What is expected :: Below is a block of records; return all of them exactly, but without the images.

Interface dataset entries:

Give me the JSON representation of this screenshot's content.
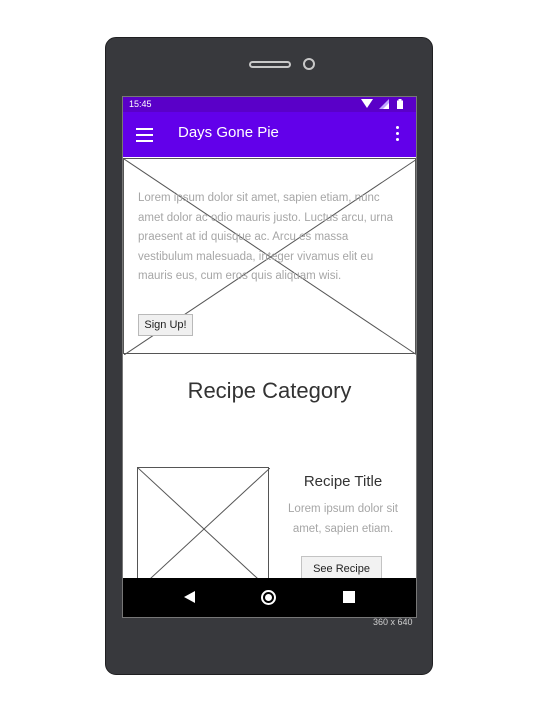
{
  "status_bar": {
    "time": "15:45"
  },
  "app_bar": {
    "title": "Days Gone Pie"
  },
  "hero": {
    "text": "Lorem ipsum dolor sit amet, sapien etiam, nunc amet dolor ac odio mauris justo. Luctus arcu, urna praesent at id quisque ac. Arcu es massa vestibulum malesuada, integer vivamus elit eu mauris eus, cum eros quis aliquam wisi.",
    "button_label": "Sign Up!"
  },
  "category": {
    "title": "Recipe Category"
  },
  "recipe": {
    "title": "Recipe Title",
    "description": "Lorem ipsum dolor sit amet, sapien etiam.",
    "button_label": "See Recipe"
  },
  "device": {
    "dimensions_label": "360 x 640"
  },
  "colors": {
    "status_bar": "#5a00c8",
    "app_bar": "#6200ea",
    "nav_bar": "#000000",
    "device_body": "#38393d"
  }
}
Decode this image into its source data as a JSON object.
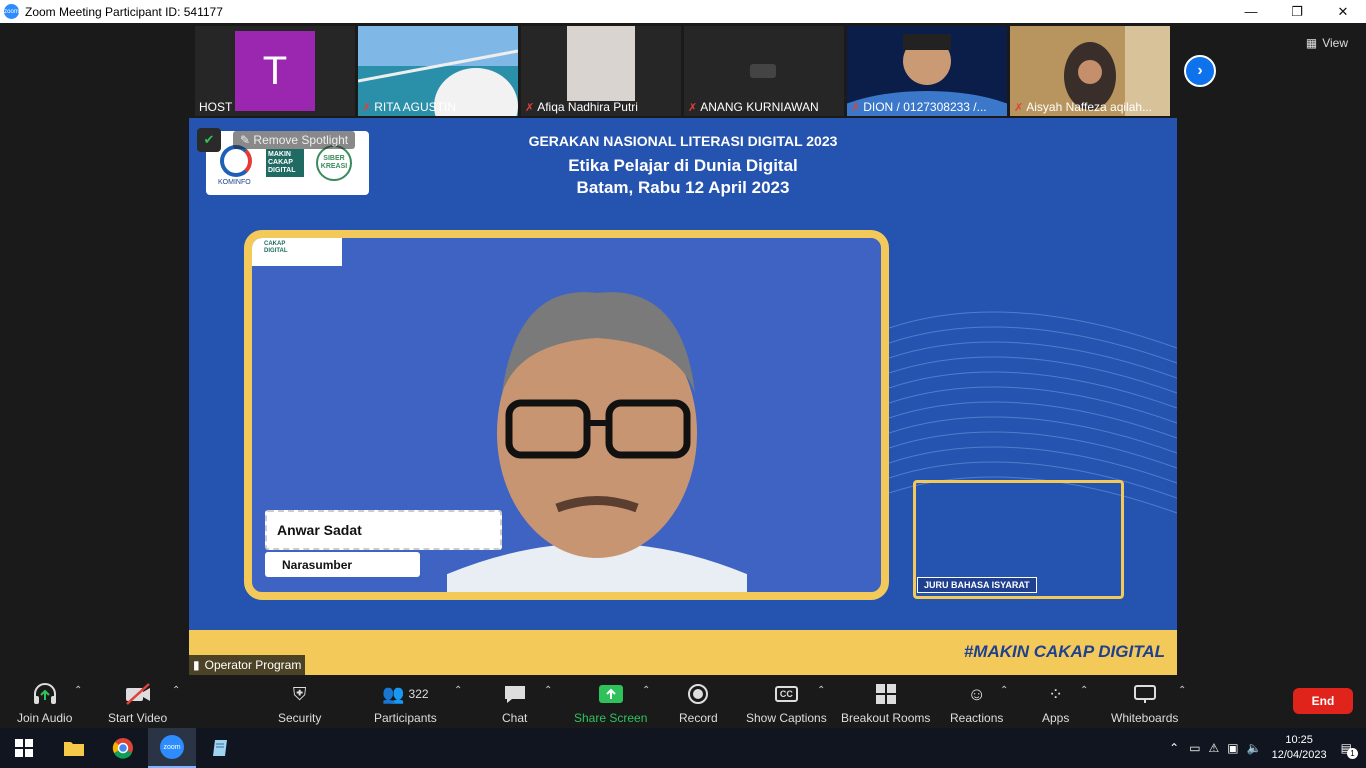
{
  "window": {
    "title": "Zoom Meeting Participant ID: 541177",
    "zoom_icon_text": "zoom",
    "minimize": "—",
    "restore": "❐",
    "close": "✕"
  },
  "gallery": {
    "view_label": "View",
    "next_arrow": "›",
    "host_initial": "T",
    "participants": [
      {
        "name": "HOST",
        "muted": false
      },
      {
        "name": "RITA AGUSTIN",
        "muted": true
      },
      {
        "name": "Afiqa Nadhira Putri",
        "muted": true
      },
      {
        "name": "ANANG KURNIAWAN",
        "muted": true
      },
      {
        "name": "DION / 0127308233 /...",
        "muted": true
      },
      {
        "name": "Aisyah Naffeza aqilah...",
        "muted": true
      }
    ],
    "mute_glyph": "✗"
  },
  "stage": {
    "remove_spotlight": "Remove Spotlight",
    "kominfo_label": "KOMINFO",
    "makin_cakap_logo": [
      "MAKIN",
      "CAKAP",
      "DIGITAL"
    ],
    "siberkreasi_logo": [
      "SIBER",
      "KREASI"
    ],
    "frame_logo": [
      "CAKAP",
      "DIGITAL"
    ],
    "slide_header": "GERAKAN NASIONAL LITERASI DIGITAL 2023",
    "slide_title": "Etika Pelajar di Dunia Digital",
    "slide_subtitle": "Batam, Rabu 12 April 2023",
    "speaker_name": "Anwar Sadat",
    "speaker_role": "Narasumber",
    "interpreter_label": "JURU BAHASA ISYARAT",
    "hashtag": "#MAKIN CAKAP DIGITAL",
    "operator_label": "Operator Program"
  },
  "toolbar": {
    "join_audio": "Join Audio",
    "start_video": "Start Video",
    "security": "Security",
    "participants": "Participants",
    "participant_count": "322",
    "chat": "Chat",
    "share_screen": "Share Screen",
    "record": "Record",
    "show_captions": "Show Captions",
    "cc": "CC",
    "breakout_rooms": "Breakout Rooms",
    "reactions": "Reactions",
    "apps": "Apps",
    "whiteboards": "Whiteboards",
    "end": "End"
  },
  "taskbar": {
    "time": "10:25",
    "date": "12/04/2023",
    "notification_count": "1",
    "zoom_app_text": "zoom"
  },
  "colors": {
    "zoom_blue": "#0E72ED",
    "stage_blue": "#2553b0",
    "gold": "#f3c95a",
    "end_red": "#e0241b",
    "share_green": "#2fc25b",
    "mute_red": "#e0413b"
  }
}
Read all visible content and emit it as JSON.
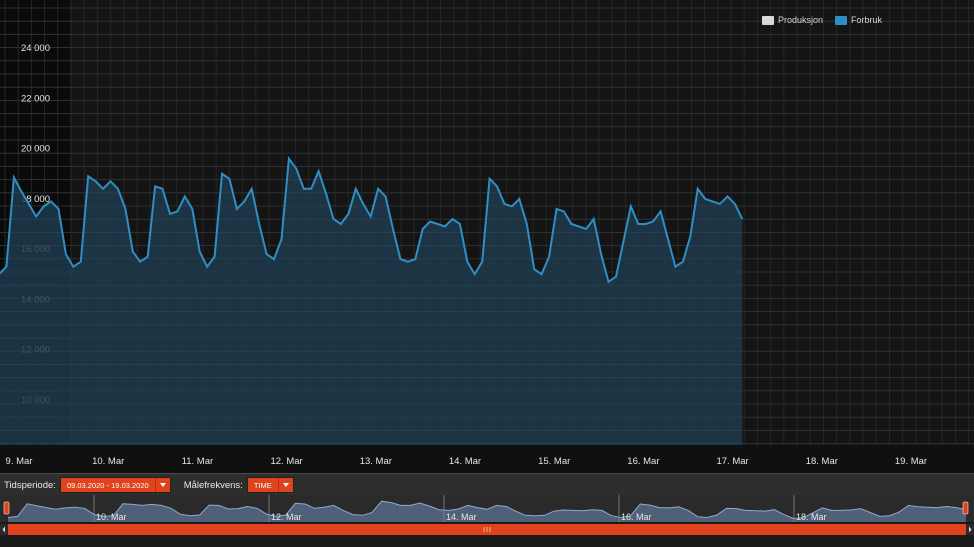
{
  "chart_data": {
    "type": "area",
    "title": "",
    "ylabel": "",
    "xlabel": "",
    "ylim": [
      8200,
      25600
    ],
    "y_ticks": [
      10000,
      12000,
      14000,
      16000,
      18000,
      20000,
      22000,
      24000
    ],
    "y_tick_labels": [
      "10 000",
      "12 000",
      "14 000",
      "16 000",
      "18 000",
      "20 000",
      "22 000",
      "24 000"
    ],
    "x_tick_labels": [
      "9. Mar",
      "10. Mar",
      "11. Mar",
      "12. Mar",
      "13. Mar",
      "14. Mar",
      "15. Mar",
      "16. Mar",
      "17. Mar",
      "18. Mar",
      "19. Mar"
    ],
    "x_hours_per_point": 2,
    "legend_position": "top-right",
    "grid": true,
    "series": [
      {
        "name": "Produksjon",
        "color": "#d9d9d9",
        "values": []
      },
      {
        "name": "Forbruk",
        "color": "#2f8fc4",
        "values": [
          15000,
          15300,
          18850,
          18300,
          17800,
          17300,
          17700,
          17900,
          17600,
          15800,
          15300,
          15500,
          18900,
          18700,
          18400,
          18700,
          18400,
          17600,
          15900,
          15500,
          15700,
          18500,
          18400,
          17400,
          17500,
          18100,
          17600,
          15900,
          15300,
          15700,
          19000,
          18800,
          17600,
          17900,
          18400,
          17000,
          15800,
          15600,
          16400,
          19600,
          19200,
          18400,
          18400,
          19100,
          18200,
          17200,
          17000,
          17400,
          18400,
          17800,
          17300,
          18400,
          18100,
          16800,
          15600,
          15500,
          15600,
          16800,
          17100,
          17000,
          16900,
          17200,
          17000,
          15500,
          15000,
          15500,
          18800,
          18500,
          17800,
          17700,
          18000,
          17000,
          15200,
          15000,
          15700,
          17600,
          17500,
          17000,
          16900,
          16800,
          17200,
          15800,
          14700,
          14900,
          16300,
          17700,
          17000,
          17000,
          17100,
          17500,
          16400,
          15300,
          15500,
          16500,
          18400,
          18000,
          17900,
          17800,
          18100,
          17800,
          17200
        ]
      }
    ]
  },
  "controls": {
    "period_label": "Tidsperiode:",
    "period_value": "09.03.2020 - 19.03.2020",
    "freq_label": "Målefrekvens:",
    "freq_value": "TIME"
  },
  "navigator": {
    "labels": [
      "10. Mar",
      "12. Mar",
      "14. Mar",
      "16. Mar",
      "18. Mar"
    ],
    "scroll_handle_icon": "grip-lines-icon",
    "scroll_left_icon": "arrow-left-icon",
    "scroll_right_icon": "arrow-right-icon",
    "accent_color": "#e0421c"
  }
}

Result of this task ::
Give me the JSON representation of this screenshot's content.
{
  "status_bar": {
    "time": "15:45"
  },
  "app_bar": {
    "title": "Days Gone Pie"
  },
  "hero": {
    "text": "Lorem ipsum dolor sit amet, sapien etiam, nunc amet dolor ac odio mauris justo. Luctus arcu, urna praesent at id quisque ac. Arcu es massa vestibulum malesuada, integer vivamus elit eu mauris eus, cum eros quis aliquam wisi.",
    "button_label": "Sign Up!"
  },
  "category": {
    "title": "Recipe Category"
  },
  "recipe": {
    "title": "Recipe Title",
    "description": "Lorem ipsum dolor sit amet, sapien etiam.",
    "button_label": "See Recipe"
  },
  "device": {
    "dimensions_label": "360 x 640"
  },
  "colors": {
    "status_bar": "#5a00c8",
    "app_bar": "#6200ea",
    "nav_bar": "#000000",
    "device_body": "#38393d"
  }
}
Decode this image into its source data as a JSON object.
{
  "window": {
    "title": "Zoom Meeting Participant ID: 541177",
    "zoom_icon_text": "zoom",
    "minimize": "—",
    "restore": "❐",
    "close": "✕"
  },
  "gallery": {
    "view_label": "View",
    "next_arrow": "›",
    "host_initial": "T",
    "participants": [
      {
        "name": "HOST",
        "muted": false
      },
      {
        "name": "RITA AGUSTIN",
        "muted": true
      },
      {
        "name": "Afiqa Nadhira Putri",
        "muted": true
      },
      {
        "name": "ANANG KURNIAWAN",
        "muted": true
      },
      {
        "name": "DION / 0127308233 /...",
        "muted": true
      },
      {
        "name": "Aisyah Naffeza aqilah...",
        "muted": true
      }
    ],
    "mute_glyph": "✗"
  },
  "stage": {
    "remove_spotlight": "Remove Spotlight",
    "kominfo_label": "KOMINFO",
    "makin_cakap_logo": [
      "MAKIN",
      "CAKAP",
      "DIGITAL"
    ],
    "siberkreasi_logo": [
      "SIBER",
      "KREASI"
    ],
    "frame_logo": [
      "CAKAP",
      "DIGITAL"
    ],
    "slide_header": "GERAKAN NASIONAL LITERASI DIGITAL 2023",
    "slide_title": "Etika Pelajar di Dunia Digital",
    "slide_subtitle": "Batam, Rabu 12 April 2023",
    "speaker_name": "Anwar Sadat",
    "speaker_role": "Narasumber",
    "interpreter_label": "JURU BAHASA ISYARAT",
    "hashtag": "#MAKIN CAKAP DIGITAL",
    "operator_label": "Operator Program"
  },
  "toolbar": {
    "join_audio": "Join Audio",
    "start_video": "Start Video",
    "security": "Security",
    "participants": "Participants",
    "participant_count": "322",
    "chat": "Chat",
    "share_screen": "Share Screen",
    "record": "Record",
    "show_captions": "Show Captions",
    "cc": "CC",
    "breakout_rooms": "Breakout Rooms",
    "reactions": "Reactions",
    "apps": "Apps",
    "whiteboards": "Whiteboards",
    "end": "End"
  },
  "taskbar": {
    "time": "10:25",
    "date": "12/04/2023",
    "notification_count": "1",
    "zoom_app_text": "zoom"
  },
  "colors": {
    "zoom_blue": "#0E72ED",
    "stage_blue": "#2553b0",
    "gold": "#f3c95a",
    "end_red": "#e0241b",
    "share_green": "#2fc25b",
    "mute_red": "#e0413b"
  }
}
Read all visible content and emit it as JSON.
{
  "chart_data": {
    "type": "area",
    "title": "",
    "ylabel": "",
    "xlabel": "",
    "ylim": [
      8200,
      25600
    ],
    "y_ticks": [
      10000,
      12000,
      14000,
      16000,
      18000,
      20000,
      22000,
      24000
    ],
    "y_tick_labels": [
      "10 000",
      "12 000",
      "14 000",
      "16 000",
      "18 000",
      "20 000",
      "22 000",
      "24 000"
    ],
    "x_tick_labels": [
      "9. Mar",
      "10. Mar",
      "11. Mar",
      "12. Mar",
      "13. Mar",
      "14. Mar",
      "15. Mar",
      "16. Mar",
      "17. Mar",
      "18. Mar",
      "19. Mar"
    ],
    "x_hours_per_point": 2,
    "legend_position": "top-right",
    "grid": true,
    "series": [
      {
        "name": "Produksjon",
        "color": "#d9d9d9",
        "values": []
      },
      {
        "name": "Forbruk",
        "color": "#2f8fc4",
        "values": [
          15000,
          15300,
          18850,
          18300,
          17800,
          17300,
          17700,
          17900,
          17600,
          15800,
          15300,
          15500,
          18900,
          18700,
          18400,
          18700,
          18400,
          17600,
          15900,
          15500,
          15700,
          18500,
          18400,
          17400,
          17500,
          18100,
          17600,
          15900,
          15300,
          15700,
          19000,
          18800,
          17600,
          17900,
          18400,
          17000,
          15800,
          15600,
          16400,
          19600,
          19200,
          18400,
          18400,
          19100,
          18200,
          17200,
          17000,
          17400,
          18400,
          17800,
          17300,
          18400,
          18100,
          16800,
          15600,
          15500,
          15600,
          16800,
          17100,
          17000,
          16900,
          17200,
          17000,
          15500,
          15000,
          15500,
          18800,
          18500,
          17800,
          17700,
          18000,
          17000,
          15200,
          15000,
          15700,
          17600,
          17500,
          17000,
          16900,
          16800,
          17200,
          15800,
          14700,
          14900,
          16300,
          17700,
          17000,
          17000,
          17100,
          17500,
          16400,
          15300,
          15500,
          16500,
          18400,
          18000,
          17900,
          17800,
          18100,
          17800,
          17200
        ]
      }
    ]
  },
  "controls": {
    "period_label": "Tidsperiode:",
    "period_value": "09.03.2020 - 19.03.2020",
    "freq_label": "Målefrekvens:",
    "freq_value": "TIME"
  },
  "navigator": {
    "labels": [
      "10. Mar",
      "12. Mar",
      "14. Mar",
      "16. Mar",
      "18. Mar"
    ],
    "scroll_handle_icon": "grip-lines-icon",
    "scroll_left_icon": "arrow-left-icon",
    "scroll_right_icon": "arrow-right-icon",
    "accent_color": "#e0421c"
  }
}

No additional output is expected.